START Study material

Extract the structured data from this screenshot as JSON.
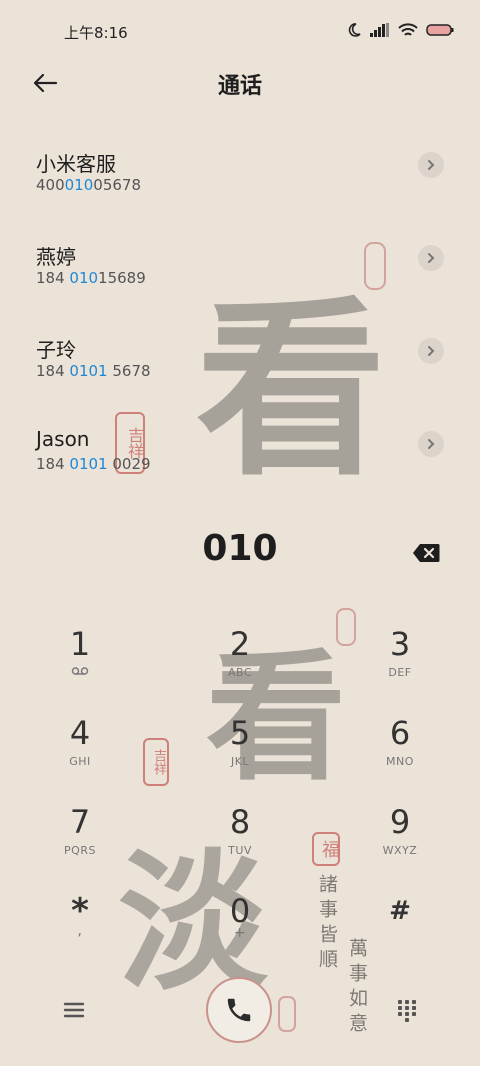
{
  "status": {
    "time": "上午8:16"
  },
  "header": {
    "title": "通话"
  },
  "contacts": [
    {
      "name": "小米客服",
      "num_pre": "400",
      "num_hl": "010",
      "num_post": "05678"
    },
    {
      "name": "燕婷",
      "num_pre": "184 ",
      "num_hl": "010",
      "num_post": "15689"
    },
    {
      "name": "子玲",
      "num_pre": "184 ",
      "num_hl": "0101",
      "num_post": " 5678"
    },
    {
      "name": "Jason",
      "num_pre": "184 ",
      "num_hl": "0101",
      "num_post": " 0029"
    }
  ],
  "dialer": {
    "digits": "010",
    "keys": [
      {
        "num": "1",
        "letters": ""
      },
      {
        "num": "2",
        "letters": "ABC"
      },
      {
        "num": "3",
        "letters": "DEF"
      },
      {
        "num": "4",
        "letters": "GHI"
      },
      {
        "num": "5",
        "letters": "JKL"
      },
      {
        "num": "6",
        "letters": "MNO"
      },
      {
        "num": "7",
        "letters": "PQRS"
      },
      {
        "num": "8",
        "letters": "TUV"
      },
      {
        "num": "9",
        "letters": "WXYZ"
      },
      {
        "num": "*",
        "letters": ","
      },
      {
        "num": "0",
        "letters": "+"
      },
      {
        "num": "#",
        "letters": ""
      }
    ]
  },
  "wallpaper": {
    "big_char_1": "看",
    "big_char_2": "看",
    "big_char_3": "淡",
    "seal_1": "吉祥",
    "seal_2": "吉祥",
    "seal_3": "福",
    "verse_1": "諸事皆順",
    "verse_2": "萬事如意"
  }
}
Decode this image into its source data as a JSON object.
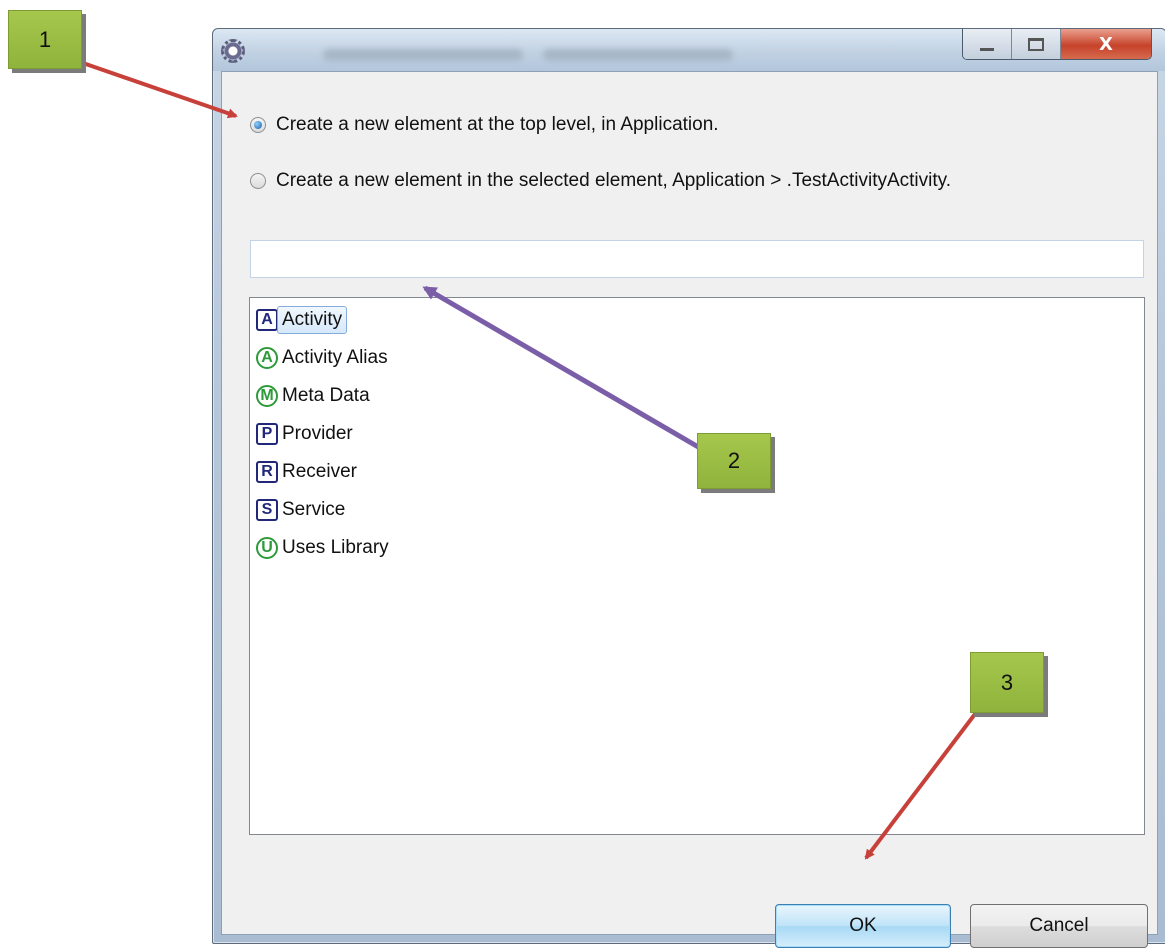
{
  "options": [
    {
      "label": "Create a new element at the top level, in Application.",
      "checked": true
    },
    {
      "label": "Create a new element in the selected element, Application > .TestActivityActivity.",
      "checked": false
    }
  ],
  "filter": {
    "value": ""
  },
  "items": [
    {
      "letter": "A",
      "label": "Activity",
      "shape": "square",
      "color": "#21287a",
      "selected": true
    },
    {
      "letter": "A",
      "label": "Activity Alias",
      "shape": "circle",
      "color": "#2e9a3a",
      "selected": false
    },
    {
      "letter": "M",
      "label": "Meta Data",
      "shape": "circle",
      "color": "#2e9a3a",
      "selected": false
    },
    {
      "letter": "P",
      "label": "Provider",
      "shape": "square",
      "color": "#21287a",
      "selected": false
    },
    {
      "letter": "R",
      "label": "Receiver",
      "shape": "square",
      "color": "#21287a",
      "selected": false
    },
    {
      "letter": "S",
      "label": "Service",
      "shape": "square",
      "color": "#21287a",
      "selected": false
    },
    {
      "letter": "U",
      "label": "Uses Library",
      "shape": "circle",
      "color": "#2e9a3a",
      "selected": false
    }
  ],
  "buttons": {
    "ok": "OK",
    "cancel": "Cancel"
  },
  "window_controls": {
    "close": "X"
  },
  "callouts": {
    "one": "1",
    "two": "2",
    "three": "3"
  },
  "colors": {
    "callout": "#9bbd44",
    "arrow_red": "#c8403a",
    "arrow_purple": "#7a5ea8"
  }
}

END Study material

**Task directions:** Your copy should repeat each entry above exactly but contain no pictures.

**Solution to the exercise:**
Extract the structured data from this screenshot as JSON.
{
  "status": {
    "time": "上午8:16"
  },
  "header": {
    "title": "通话"
  },
  "contacts": [
    {
      "name": "小米客服",
      "num_pre": "400",
      "num_hl": "010",
      "num_post": "05678"
    },
    {
      "name": "燕婷",
      "num_pre": "184 ",
      "num_hl": "010",
      "num_post": "15689"
    },
    {
      "name": "子玲",
      "num_pre": "184 ",
      "num_hl": "0101",
      "num_post": " 5678"
    },
    {
      "name": "Jason",
      "num_pre": "184 ",
      "num_hl": "0101",
      "num_post": " 0029"
    }
  ],
  "dialer": {
    "digits": "010",
    "keys": [
      {
        "num": "1",
        "letters": ""
      },
      {
        "num": "2",
        "letters": "ABC"
      },
      {
        "num": "3",
        "letters": "DEF"
      },
      {
        "num": "4",
        "letters": "GHI"
      },
      {
        "num": "5",
        "letters": "JKL"
      },
      {
        "num": "6",
        "letters": "MNO"
      },
      {
        "num": "7",
        "letters": "PQRS"
      },
      {
        "num": "8",
        "letters": "TUV"
      },
      {
        "num": "9",
        "letters": "WXYZ"
      },
      {
        "num": "*",
        "letters": ","
      },
      {
        "num": "0",
        "letters": "+"
      },
      {
        "num": "#",
        "letters": ""
      }
    ]
  },
  "wallpaper": {
    "big_char_1": "看",
    "big_char_2": "看",
    "big_char_3": "淡",
    "seal_1": "吉祥",
    "seal_2": "吉祥",
    "seal_3": "福",
    "verse_1": "諸事皆順",
    "verse_2": "萬事如意"
  }
}
Decode this image into its source data as a JSON object.
{
  "options": [
    {
      "label": "Create a new element at the top level, in Application.",
      "checked": true
    },
    {
      "label": "Create a new element in the selected element, Application > .TestActivityActivity.",
      "checked": false
    }
  ],
  "filter": {
    "value": ""
  },
  "items": [
    {
      "letter": "A",
      "label": "Activity",
      "shape": "square",
      "color": "#21287a",
      "selected": true
    },
    {
      "letter": "A",
      "label": "Activity Alias",
      "shape": "circle",
      "color": "#2e9a3a",
      "selected": false
    },
    {
      "letter": "M",
      "label": "Meta Data",
      "shape": "circle",
      "color": "#2e9a3a",
      "selected": false
    },
    {
      "letter": "P",
      "label": "Provider",
      "shape": "square",
      "color": "#21287a",
      "selected": false
    },
    {
      "letter": "R",
      "label": "Receiver",
      "shape": "square",
      "color": "#21287a",
      "selected": false
    },
    {
      "letter": "S",
      "label": "Service",
      "shape": "square",
      "color": "#21287a",
      "selected": false
    },
    {
      "letter": "U",
      "label": "Uses Library",
      "shape": "circle",
      "color": "#2e9a3a",
      "selected": false
    }
  ],
  "buttons": {
    "ok": "OK",
    "cancel": "Cancel"
  },
  "window_controls": {
    "close": "X"
  },
  "callouts": {
    "one": "1",
    "two": "2",
    "three": "3"
  },
  "colors": {
    "callout": "#9bbd44",
    "arrow_red": "#c8403a",
    "arrow_purple": "#7a5ea8"
  }
}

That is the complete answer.